## REQUIRED ACTION
Return the listing below word for word.

## SUPPLIED INFORMATION
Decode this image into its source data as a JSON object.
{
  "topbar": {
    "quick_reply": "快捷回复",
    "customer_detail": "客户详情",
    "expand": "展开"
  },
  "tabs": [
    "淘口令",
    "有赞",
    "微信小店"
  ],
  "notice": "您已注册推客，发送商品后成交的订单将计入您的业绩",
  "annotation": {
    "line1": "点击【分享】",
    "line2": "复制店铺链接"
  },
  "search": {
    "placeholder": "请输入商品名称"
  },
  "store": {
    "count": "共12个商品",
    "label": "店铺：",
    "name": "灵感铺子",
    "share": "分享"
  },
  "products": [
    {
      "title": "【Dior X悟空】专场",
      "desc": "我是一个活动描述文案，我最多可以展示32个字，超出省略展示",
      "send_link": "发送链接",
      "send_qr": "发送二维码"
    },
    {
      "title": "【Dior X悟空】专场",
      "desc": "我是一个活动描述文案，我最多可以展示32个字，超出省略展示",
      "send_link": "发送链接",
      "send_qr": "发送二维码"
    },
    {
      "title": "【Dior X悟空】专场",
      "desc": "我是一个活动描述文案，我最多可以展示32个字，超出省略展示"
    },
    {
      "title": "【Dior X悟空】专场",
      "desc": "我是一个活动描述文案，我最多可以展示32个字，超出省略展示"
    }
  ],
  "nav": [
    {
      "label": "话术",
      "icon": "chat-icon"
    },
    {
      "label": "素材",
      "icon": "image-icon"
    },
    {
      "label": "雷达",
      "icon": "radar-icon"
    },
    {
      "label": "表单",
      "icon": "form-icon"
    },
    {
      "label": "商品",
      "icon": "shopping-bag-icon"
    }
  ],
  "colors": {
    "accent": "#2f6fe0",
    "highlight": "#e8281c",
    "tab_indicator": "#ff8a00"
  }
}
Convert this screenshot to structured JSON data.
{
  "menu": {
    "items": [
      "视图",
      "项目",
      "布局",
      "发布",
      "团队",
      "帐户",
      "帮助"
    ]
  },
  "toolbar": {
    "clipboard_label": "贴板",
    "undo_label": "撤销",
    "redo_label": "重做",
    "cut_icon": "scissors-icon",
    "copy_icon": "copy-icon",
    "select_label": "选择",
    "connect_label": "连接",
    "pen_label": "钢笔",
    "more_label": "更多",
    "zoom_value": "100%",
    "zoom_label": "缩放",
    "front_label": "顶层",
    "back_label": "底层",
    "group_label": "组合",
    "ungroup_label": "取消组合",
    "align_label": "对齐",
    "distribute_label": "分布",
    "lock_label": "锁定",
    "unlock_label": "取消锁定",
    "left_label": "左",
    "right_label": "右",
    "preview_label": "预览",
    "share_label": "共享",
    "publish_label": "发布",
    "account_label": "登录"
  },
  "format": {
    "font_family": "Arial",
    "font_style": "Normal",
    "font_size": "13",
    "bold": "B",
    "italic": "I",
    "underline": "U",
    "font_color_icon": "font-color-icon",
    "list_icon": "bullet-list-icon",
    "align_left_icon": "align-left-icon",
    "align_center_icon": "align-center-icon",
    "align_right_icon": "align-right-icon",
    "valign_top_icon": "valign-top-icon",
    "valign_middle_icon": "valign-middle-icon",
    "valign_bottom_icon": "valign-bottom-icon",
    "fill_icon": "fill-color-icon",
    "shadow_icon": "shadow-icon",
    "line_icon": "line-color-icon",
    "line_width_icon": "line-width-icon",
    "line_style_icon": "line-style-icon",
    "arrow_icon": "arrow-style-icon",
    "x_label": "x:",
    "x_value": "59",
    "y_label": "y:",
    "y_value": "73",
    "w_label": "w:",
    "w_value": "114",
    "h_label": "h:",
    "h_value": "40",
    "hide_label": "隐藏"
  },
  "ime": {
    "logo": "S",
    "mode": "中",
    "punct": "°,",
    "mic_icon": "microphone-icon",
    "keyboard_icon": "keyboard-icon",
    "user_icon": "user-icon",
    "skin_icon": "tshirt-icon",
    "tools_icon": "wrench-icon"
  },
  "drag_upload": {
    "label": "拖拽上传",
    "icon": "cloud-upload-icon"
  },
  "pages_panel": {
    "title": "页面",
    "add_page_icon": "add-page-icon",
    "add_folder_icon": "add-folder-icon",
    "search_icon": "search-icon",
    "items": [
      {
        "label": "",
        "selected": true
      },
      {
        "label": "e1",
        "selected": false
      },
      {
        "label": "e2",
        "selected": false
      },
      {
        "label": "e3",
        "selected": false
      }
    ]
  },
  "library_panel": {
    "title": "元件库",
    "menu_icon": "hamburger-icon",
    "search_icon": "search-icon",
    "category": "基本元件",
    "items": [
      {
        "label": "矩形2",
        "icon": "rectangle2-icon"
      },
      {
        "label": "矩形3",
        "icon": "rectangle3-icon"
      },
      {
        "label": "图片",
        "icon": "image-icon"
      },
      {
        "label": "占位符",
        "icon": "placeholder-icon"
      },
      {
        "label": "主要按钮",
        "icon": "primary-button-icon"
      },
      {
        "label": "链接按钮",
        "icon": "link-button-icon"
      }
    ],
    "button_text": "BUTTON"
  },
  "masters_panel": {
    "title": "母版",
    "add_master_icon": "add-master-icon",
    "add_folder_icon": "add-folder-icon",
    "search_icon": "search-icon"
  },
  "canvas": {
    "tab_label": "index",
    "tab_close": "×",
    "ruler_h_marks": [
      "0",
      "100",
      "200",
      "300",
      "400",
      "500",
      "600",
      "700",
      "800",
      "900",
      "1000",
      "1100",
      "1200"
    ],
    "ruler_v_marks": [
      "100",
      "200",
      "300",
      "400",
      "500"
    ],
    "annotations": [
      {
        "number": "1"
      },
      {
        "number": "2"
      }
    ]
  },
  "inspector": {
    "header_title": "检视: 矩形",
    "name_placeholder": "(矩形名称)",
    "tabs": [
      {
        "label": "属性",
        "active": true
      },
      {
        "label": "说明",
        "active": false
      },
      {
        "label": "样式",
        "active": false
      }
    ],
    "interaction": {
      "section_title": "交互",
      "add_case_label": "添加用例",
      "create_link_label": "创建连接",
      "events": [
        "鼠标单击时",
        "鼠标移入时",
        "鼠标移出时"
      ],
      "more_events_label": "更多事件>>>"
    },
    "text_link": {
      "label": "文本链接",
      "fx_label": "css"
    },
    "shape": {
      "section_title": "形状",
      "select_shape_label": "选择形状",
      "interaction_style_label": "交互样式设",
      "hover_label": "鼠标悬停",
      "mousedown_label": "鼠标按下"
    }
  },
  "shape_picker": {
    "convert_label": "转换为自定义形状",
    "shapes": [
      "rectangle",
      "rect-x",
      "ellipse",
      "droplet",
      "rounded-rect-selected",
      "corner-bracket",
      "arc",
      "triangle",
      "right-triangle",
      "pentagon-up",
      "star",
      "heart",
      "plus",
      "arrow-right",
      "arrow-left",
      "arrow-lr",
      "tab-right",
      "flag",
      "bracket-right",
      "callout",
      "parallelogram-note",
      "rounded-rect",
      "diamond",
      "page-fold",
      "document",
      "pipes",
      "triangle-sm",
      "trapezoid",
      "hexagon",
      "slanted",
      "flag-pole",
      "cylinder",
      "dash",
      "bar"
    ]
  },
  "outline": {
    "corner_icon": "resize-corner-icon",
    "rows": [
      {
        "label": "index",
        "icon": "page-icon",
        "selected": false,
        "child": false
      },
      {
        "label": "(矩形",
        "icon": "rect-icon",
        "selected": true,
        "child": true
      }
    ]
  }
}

## WRITTEN RESPONSE
Decode this image into its source data as a JSON object.
{
  "topbar": {
    "quick_reply": "快捷回复",
    "customer_detail": "客户详情",
    "expand": "展开"
  },
  "tabs": [
    "淘口令",
    "有赞",
    "微信小店"
  ],
  "notice": "您已注册推客，发送商品后成交的订单将计入您的业绩",
  "annotation": {
    "line1": "点击【分享】",
    "line2": "复制店铺链接"
  },
  "search": {
    "placeholder": "请输入商品名称"
  },
  "store": {
    "count": "共12个商品",
    "label": "店铺：",
    "name": "灵感铺子",
    "share": "分享"
  },
  "products": [
    {
      "title": "【Dior X悟空】专场",
      "desc": "我是一个活动描述文案，我最多可以展示32个字，超出省略展示",
      "send_link": "发送链接",
      "send_qr": "发送二维码"
    },
    {
      "title": "【Dior X悟空】专场",
      "desc": "我是一个活动描述文案，我最多可以展示32个字，超出省略展示",
      "send_link": "发送链接",
      "send_qr": "发送二维码"
    },
    {
      "title": "【Dior X悟空】专场",
      "desc": "我是一个活动描述文案，我最多可以展示32个字，超出省略展示"
    },
    {
      "title": "【Dior X悟空】专场",
      "desc": "我是一个活动描述文案，我最多可以展示32个字，超出省略展示"
    }
  ],
  "nav": [
    {
      "label": "话术",
      "icon": "chat-icon"
    },
    {
      "label": "素材",
      "icon": "image-icon"
    },
    {
      "label": "雷达",
      "icon": "radar-icon"
    },
    {
      "label": "表单",
      "icon": "form-icon"
    },
    {
      "label": "商品",
      "icon": "shopping-bag-icon"
    }
  ],
  "colors": {
    "accent": "#2f6fe0",
    "highlight": "#e8281c",
    "tab_indicator": "#ff8a00"
  }
}
Convert this screenshot to structured JSON data.
{
  "menu": {
    "items": [
      "视图",
      "项目",
      "布局",
      "发布",
      "团队",
      "帐户",
      "帮助"
    ]
  },
  "toolbar": {
    "clipboard_label": "贴板",
    "undo_label": "撤销",
    "redo_label": "重做",
    "cut_icon": "scissors-icon",
    "copy_icon": "copy-icon",
    "select_label": "选择",
    "connect_label": "连接",
    "pen_label": "钢笔",
    "more_label": "更多",
    "zoom_value": "100%",
    "zoom_label": "缩放",
    "front_label": "顶层",
    "back_label": "底层",
    "group_label": "组合",
    "ungroup_label": "取消组合",
    "align_label": "对齐",
    "distribute_label": "分布",
    "lock_label": "锁定",
    "unlock_label": "取消锁定",
    "left_label": "左",
    "right_label": "右",
    "preview_label": "预览",
    "share_label": "共享",
    "publish_label": "发布",
    "account_label": "登录"
  },
  "format": {
    "font_family": "Arial",
    "font_style": "Normal",
    "font_size": "13",
    "bold": "B",
    "italic": "I",
    "underline": "U",
    "font_color_icon": "font-color-icon",
    "list_icon": "bullet-list-icon",
    "align_left_icon": "align-left-icon",
    "align_center_icon": "align-center-icon",
    "align_right_icon": "align-right-icon",
    "valign_top_icon": "valign-top-icon",
    "valign_middle_icon": "valign-middle-icon",
    "valign_bottom_icon": "valign-bottom-icon",
    "fill_icon": "fill-color-icon",
    "shadow_icon": "shadow-icon",
    "line_icon": "line-color-icon",
    "line_width_icon": "line-width-icon",
    "line_style_icon": "line-style-icon",
    "arrow_icon": "arrow-style-icon",
    "x_label": "x:",
    "x_value": "59",
    "y_label": "y:",
    "y_value": "73",
    "w_label": "w:",
    "w_value": "114",
    "h_label": "h:",
    "h_value": "40",
    "hide_label": "隐藏"
  },
  "ime": {
    "logo": "S",
    "mode": "中",
    "punct": "°,",
    "mic_icon": "microphone-icon",
    "keyboard_icon": "keyboard-icon",
    "user_icon": "user-icon",
    "skin_icon": "tshirt-icon",
    "tools_icon": "wrench-icon"
  },
  "drag_upload": {
    "label": "拖拽上传",
    "icon": "cloud-upload-icon"
  },
  "pages_panel": {
    "title": "页面",
    "add_page_icon": "add-page-icon",
    "add_folder_icon": "add-folder-icon",
    "search_icon": "search-icon",
    "items": [
      {
        "label": "",
        "selected": true
      },
      {
        "label": "e1",
        "selected": false
      },
      {
        "label": "e2",
        "selected": false
      },
      {
        "label": "e3",
        "selected": false
      }
    ]
  },
  "library_panel": {
    "title": "元件库",
    "menu_icon": "hamburger-icon",
    "search_icon": "search-icon",
    "category": "基本元件",
    "items": [
      {
        "label": "矩形2",
        "icon": "rectangle2-icon"
      },
      {
        "label": "矩形3",
        "icon": "rectangle3-icon"
      },
      {
        "label": "图片",
        "icon": "image-icon"
      },
      {
        "label": "占位符",
        "icon": "placeholder-icon"
      },
      {
        "label": "主要按钮",
        "icon": "primary-button-icon"
      },
      {
        "label": "链接按钮",
        "icon": "link-button-icon"
      }
    ],
    "button_text": "BUTTON"
  },
  "masters_panel": {
    "title": "母版",
    "add_master_icon": "add-master-icon",
    "add_folder_icon": "add-folder-icon",
    "search_icon": "search-icon"
  },
  "canvas": {
    "tab_label": "index",
    "tab_close": "×",
    "ruler_h_marks": [
      "0",
      "100",
      "200",
      "300",
      "400",
      "500",
      "600",
      "700",
      "800",
      "900",
      "1000",
      "1100",
      "1200"
    ],
    "ruler_v_marks": [
      "100",
      "200",
      "300",
      "400",
      "500"
    ],
    "annotations": [
      {
        "number": "1"
      },
      {
        "number": "2"
      }
    ]
  },
  "inspector": {
    "header_title": "检视: 矩形",
    "name_placeholder": "(矩形名称)",
    "tabs": [
      {
        "label": "属性",
        "active": true
      },
      {
        "label": "说明",
        "active": false
      },
      {
        "label": "样式",
        "active": false
      }
    ],
    "interaction": {
      "section_title": "交互",
      "add_case_label": "添加用例",
      "create_link_label": "创建连接",
      "events": [
        "鼠标单击时",
        "鼠标移入时",
        "鼠标移出时"
      ],
      "more_events_label": "更多事件>>>"
    },
    "text_link": {
      "label": "文本链接",
      "fx_label": "css"
    },
    "shape": {
      "section_title": "形状",
      "select_shape_label": "选择形状",
      "interaction_style_label": "交互样式设",
      "hover_label": "鼠标悬停",
      "mousedown_label": "鼠标按下"
    }
  },
  "shape_picker": {
    "convert_label": "转换为自定义形状",
    "shapes": [
      "rectangle",
      "rect-x",
      "ellipse",
      "droplet",
      "rounded-rect-selected",
      "corner-bracket",
      "arc",
      "triangle",
      "right-triangle",
      "pentagon-up",
      "star",
      "heart",
      "plus",
      "arrow-right",
      "arrow-left",
      "arrow-lr",
      "tab-right",
      "flag",
      "bracket-right",
      "callout",
      "parallelogram-note",
      "rounded-rect",
      "diamond",
      "page-fold",
      "document",
      "pipes",
      "triangle-sm",
      "trapezoid",
      "hexagon",
      "slanted",
      "flag-pole",
      "cylinder",
      "dash",
      "bar"
    ]
  },
  "outline": {
    "corner_icon": "resize-corner-icon",
    "rows": [
      {
        "label": "index",
        "icon": "page-icon",
        "selected": false,
        "child": false
      },
      {
        "label": "(矩形",
        "icon": "rect-icon",
        "selected": true,
        "child": true
      }
    ]
  }
}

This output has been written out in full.